[latex]\begin{matrix} max\,U(A,B) \\(A,B) \\ \text{subject to }P_AA+P_BB = I \end{matrix}[/latex]

## Applying the Cobb-Douglas utility function

To solve this requires taking the partial derivative. This equation looks as follows:

[latex]MU_A=\frac{\partial (A^\alpha B^\beta )}{\partial A}=\partial A^{\left (a-1 \right )}B^\beta[/latex]

[latex]MU_B=\frac{\partial(A^\alpha B^\beta)}{\partial B}=\beta A^\alpha B^{\left (\beta -1 \right)}[/latex]

The MRS is the ratio of the two marginal utilities:

The ERS is the ratio of the prices:

[latex]MRT=-\frac{P_A}{P_B}[/latex]

When combined, they take the following form:

The second part of consumer choice problem, the budget constraint, reads like this:

#### Solving the Cobb-Douglas Equation

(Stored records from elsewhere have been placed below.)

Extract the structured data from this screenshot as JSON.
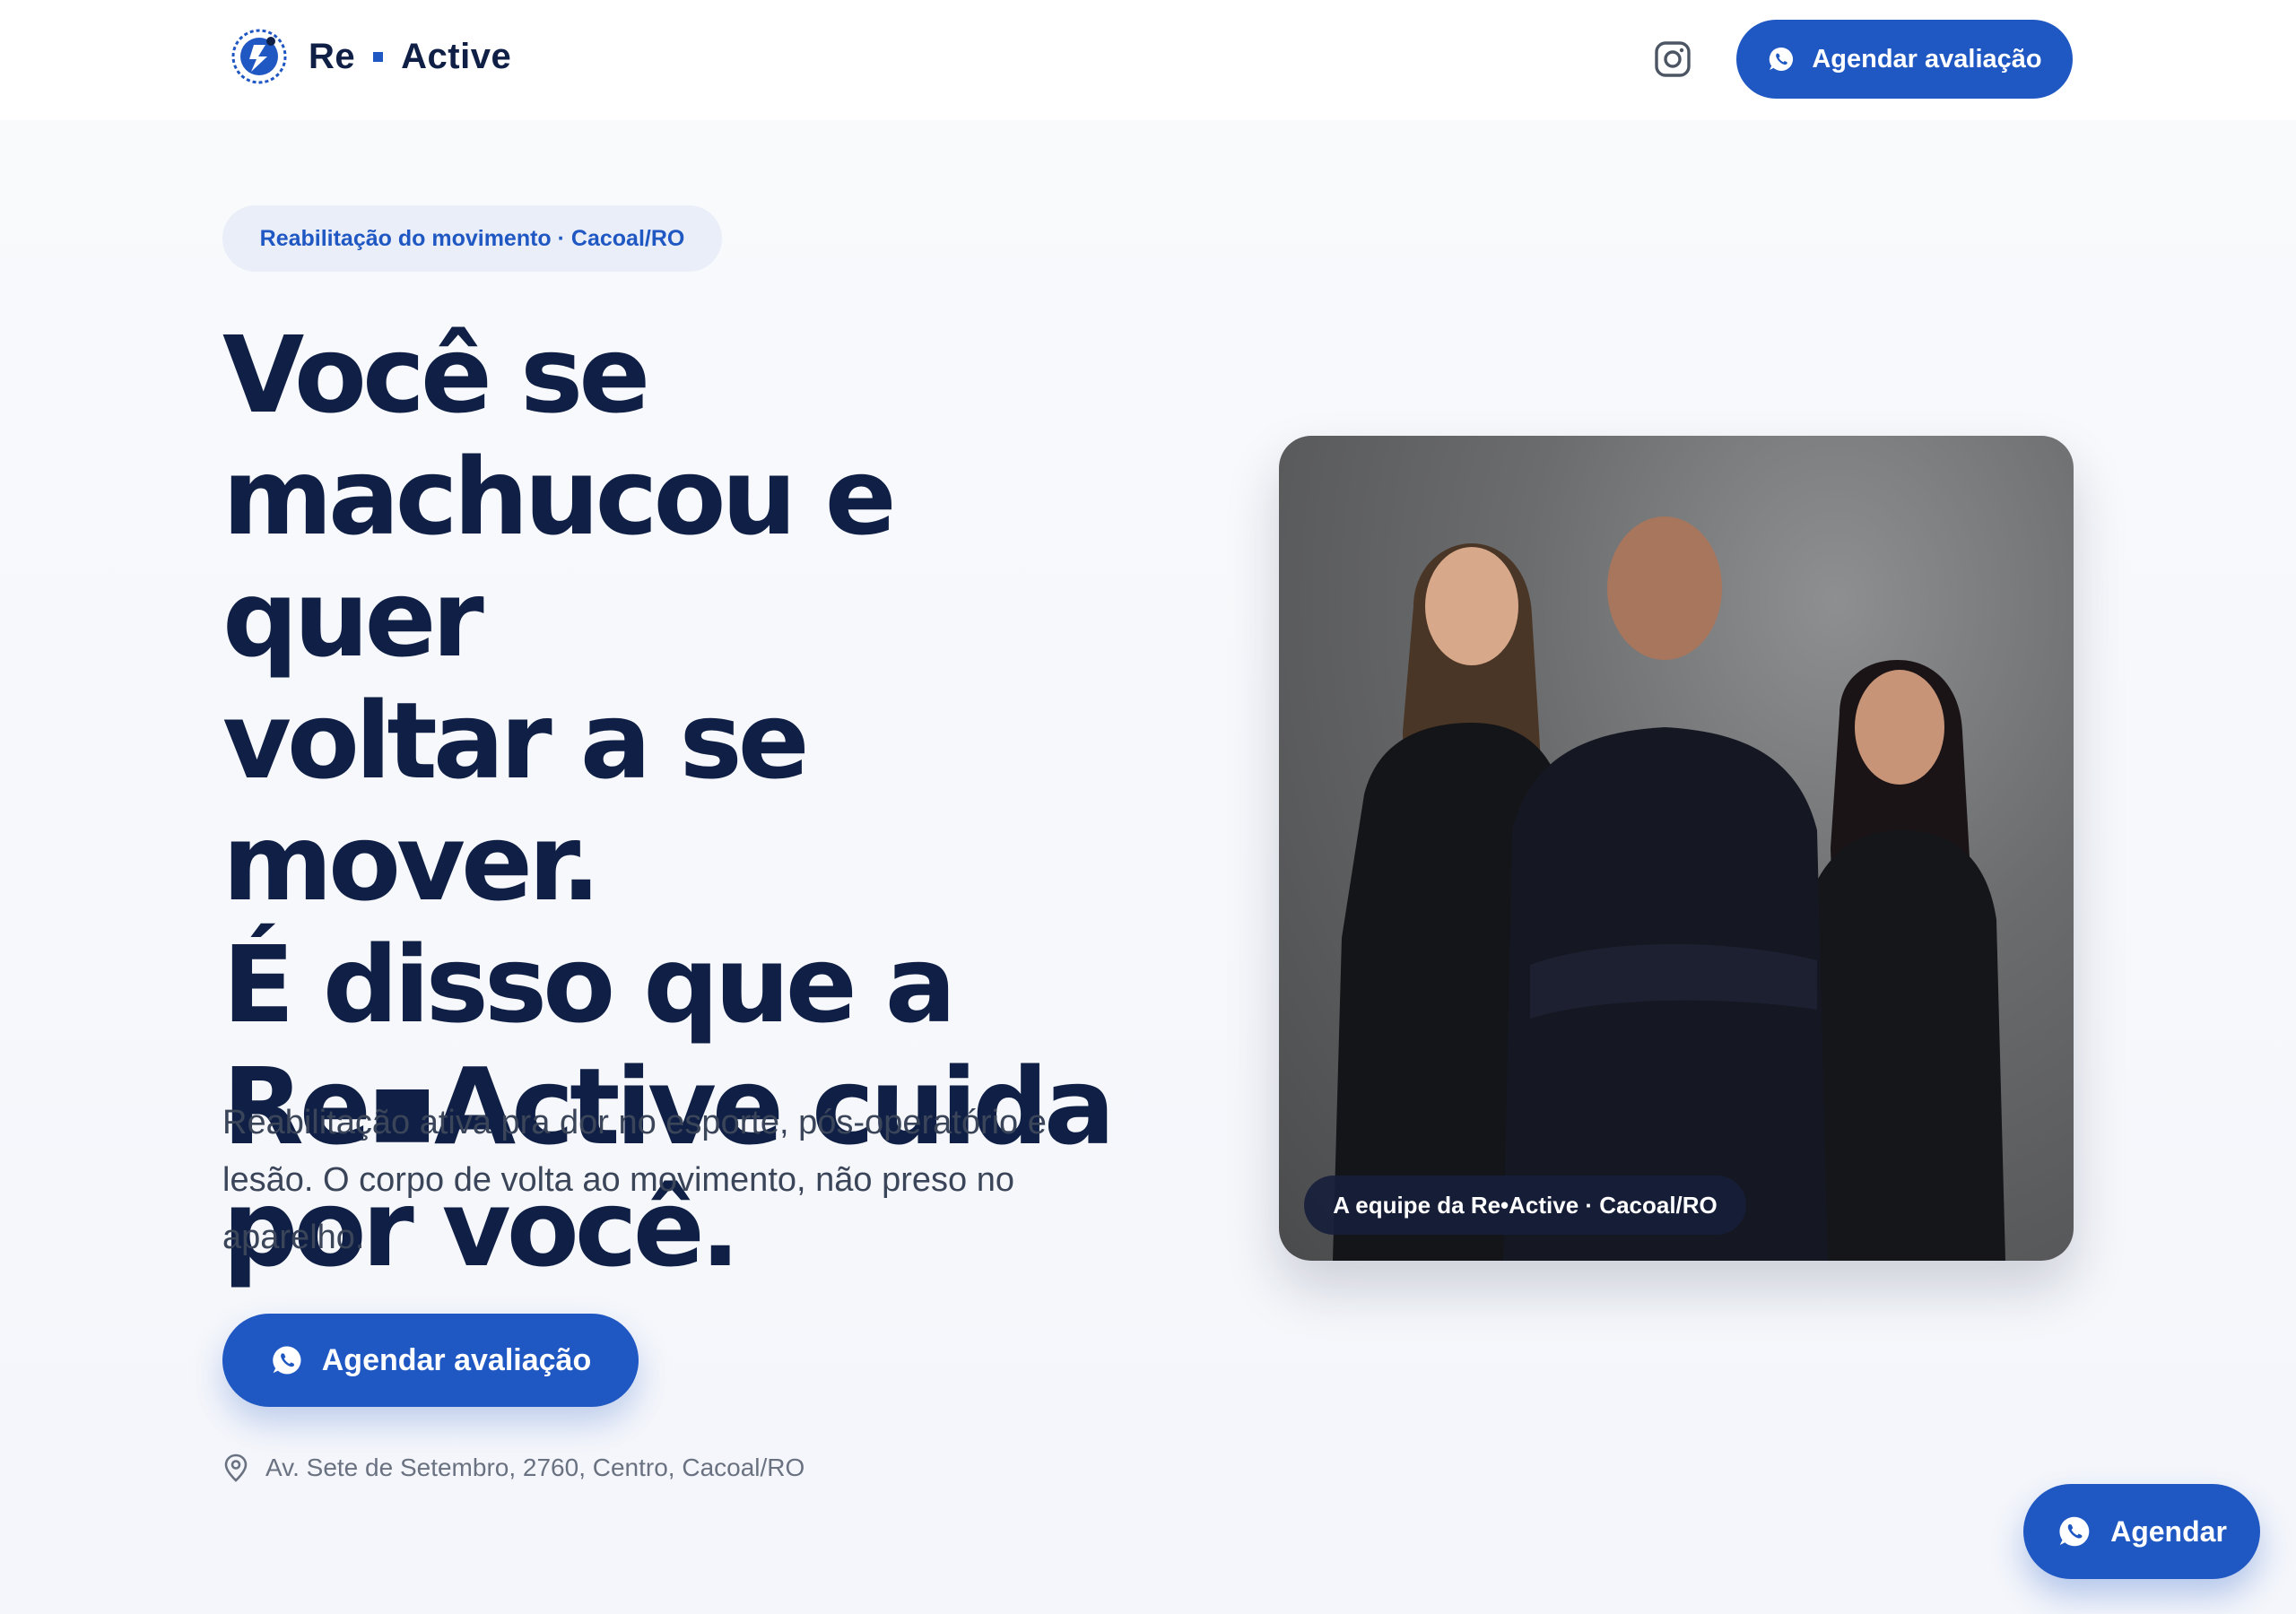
{
  "header": {
    "logo_left": "Re",
    "logo_right": "Active",
    "cta_label": "Agendar avaliação"
  },
  "hero": {
    "tag": "Reabilitação do movimento · Cacoal/RO",
    "headline_lines": [
      "Você se",
      "machucou e quer",
      "voltar a se mover.",
      "É disso que a",
      "Re▪Active cuida",
      "por você."
    ],
    "lead": "Reabilitação ativa pra dor no esporte, pós-operatório e lesão. O corpo de volta ao movimento, não preso no aparelho.",
    "cta_label": "Agendar avaliação",
    "address": "Av. Sete de Setembro, 2760, Centro, Cacoal/RO"
  },
  "photo": {
    "caption": "A equipe da Re•Active · Cacoal/RO"
  },
  "floating": {
    "cta_label": "Agendar"
  },
  "colors": {
    "brand_blue": "#1f57c3",
    "navy": "#0f1f45",
    "pill_bg": "#e9eef8"
  },
  "icons": [
    "logo-runner-icon",
    "instagram-icon",
    "whatsapp-icon",
    "location-pin-icon"
  ]
}
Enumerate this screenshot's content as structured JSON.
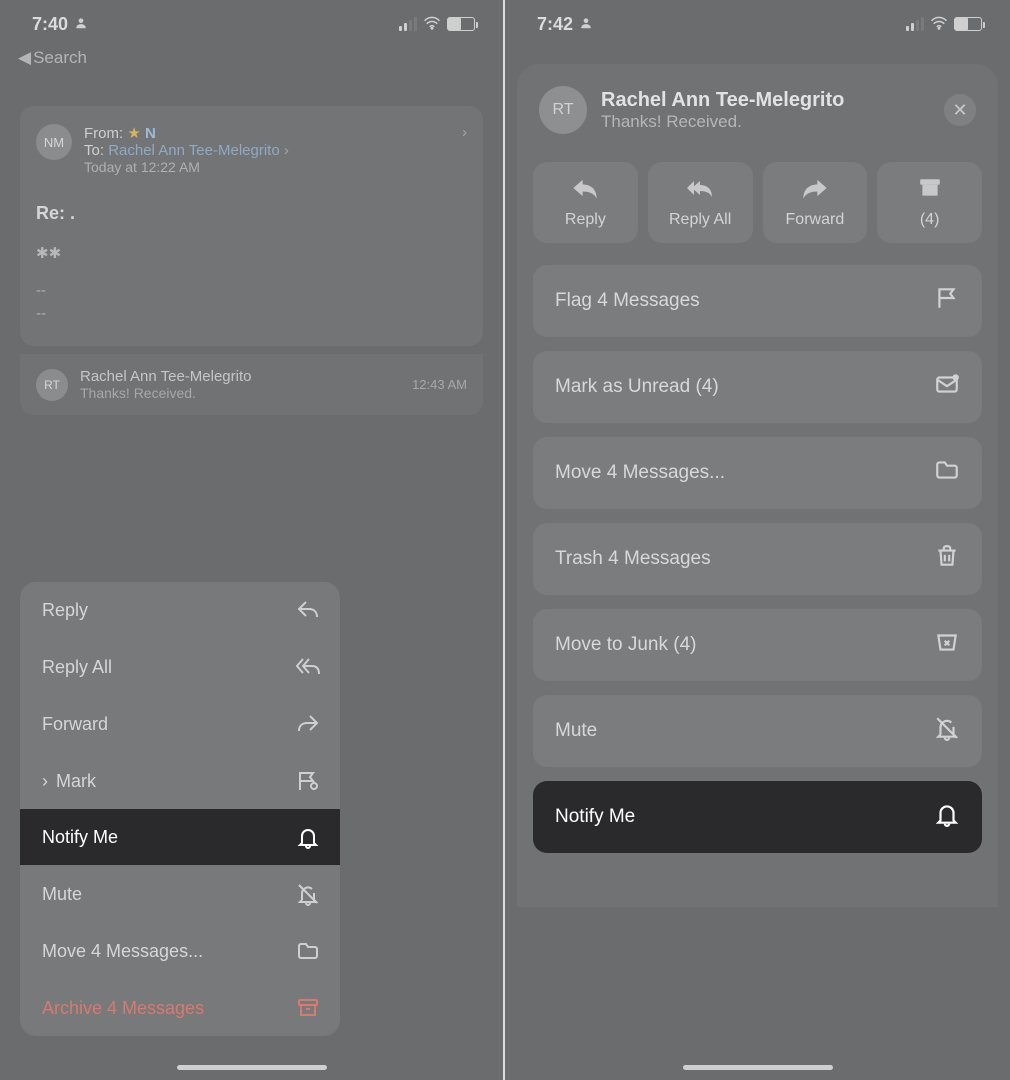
{
  "left": {
    "status_time": "7:40",
    "back_label": "Search",
    "email": {
      "avatar_initials": "NM",
      "from_label": "From:",
      "from_name": "N",
      "to_label": "To:",
      "to_name": "Rachel Ann Tee-Melegrito",
      "date_line": "Today at 12:22 AM",
      "subject": "Re: ."
    },
    "thread": {
      "avatar_initials": "RT",
      "name": "Rachel Ann Tee-Melegrito",
      "snippet": "Thanks! Received.",
      "time": "12:43 AM"
    },
    "menu": {
      "reply": "Reply",
      "reply_all": "Reply All",
      "forward": "Forward",
      "mark": "Mark",
      "notify": "Notify Me",
      "mute": "Mute",
      "move": "Move 4 Messages...",
      "archive": "Archive 4 Messages"
    }
  },
  "right": {
    "status_time": "7:42",
    "header": {
      "avatar_initials": "RT",
      "name": "Rachel Ann Tee-Melegrito",
      "subtitle": "Thanks! Received."
    },
    "top_actions": {
      "reply": "Reply",
      "reply_all": "Reply All",
      "forward": "Forward",
      "archive_count": "(4)"
    },
    "actions": {
      "flag": "Flag 4 Messages",
      "mark_unread": "Mark as Unread (4)",
      "move": "Move 4 Messages...",
      "trash": "Trash 4 Messages",
      "junk": "Move to Junk (4)",
      "mute": "Mute",
      "notify": "Notify Me"
    }
  }
}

Solving the problem involves repeated substitution. The MRS ratio initially solved for Bundle B is as follows:

[latex]B=\frac{\beta }{\alpha }\frac{P_A}{P_B}A[/latex]

The next step is substituting the above result into the ERS ratio equation, providing the formula below:

[latex]P_AA+P_B\left ( \frac{\beta }{\alpha } \frac{P_A}{P_B}A\right )=I[/latex]

Simplified:

[latex]\frac{\left ( \alpha +\beta \right )}{\alpha}P_AA=I[/latex]

Solved for [latex]A[/latex]:

[latex]A=\frac{I}{P_A}\frac{\alpha }{\left ( \alpha +\beta \right )}[/latex]

The result of the above equation substituted into the combined [latex]MRS/ERS[/latex] equation is the demand function for good [latex]A[/latex]:

[latex]A=\frac{I}{P_B}\frac{\beta }{\left ( \alpha +\beta \right )}[/latex]

Solving again for B provides the demand function for good B:

"Among all the bundles the consumer could possibly choose, which one returns the highest level of utility?"

See Section 2.4.

[latex]MRS=\frac{\Delta A}{\Delta B}[/latex]

The number of units of one good a consumer is willing to give up to get one more unit of another good and maintain the same level of satisfaction.

The slope of the budget line in the context of price ratios and opportunity costs.

[latex]P_{A}A+P_{B}B=I[/latex]

[latex]MRS=-\frac{MU_A}{MU_B}=-\frac{\frac{\partial \left ( A^\alpha B \right )}{\partial A}}{\frac{\partial (A^\alpha B^\beta )}{\partial B}}=\frac{\partial A^{(a-1)}B^{\beta }}{\beta A^{a}B^{(\beta -1)}}=-\frac{\alpha B}{\beta A}[/latex]

[latex]MRT=-\frac{P_A}{P_B}[/latex]

[latex]MRS=MRT\Rightarrow -\frac{\alpha B}{\beta A}=-\frac{P_A}{P_B}\Rightarrow \frac{\alpha }{\beta }\frac{B}{A}=\frac{P_A}{P_B}[/latex]

[latex]A=\frac{I}{P_A}\frac{\alpha }{\left ( \alpha +\beta \right )}[/latex]

[latex]B=\frac{I}{P_B}\frac{\beta}{(\alpha+\beta)}[/latex]

Completeness, Transitivity, and More Is Better.

(Often includes: preference for variety).

An interior solution is a choice made by an agent that can be characterized as an optimum located at a tangency of two curves on a graph.

See Section 1.5.1: Perfect Complements.

Goods that consumers want to consume only in fixed proportions, i.e., airpods to an iPhone.

Perfect complement indifference curves have right angles.

See Section 1.5.2: Perfect Substitutes.

A good that makes a consumer just as well off as a fixed amount of another good, i.e., Morton and Diamond Crystal are brands of table salt. For most consumers, a teaspoon of one salt is always just as good as a teaspoon of the other.

The graph for a perfect substitute is a straight-forward linear equation (y=mx+b).

A graph of all combinations of bundles that a consumer prefers equally.

An abrupt change in slope at a single point in a graph.

A solution to a consumer's maximization problem in which the quantity of one of the arguments in the maximized function is zero. In non-technical terms, a corner solution is when the chooser is either unwilling or unable to make a tradeoff.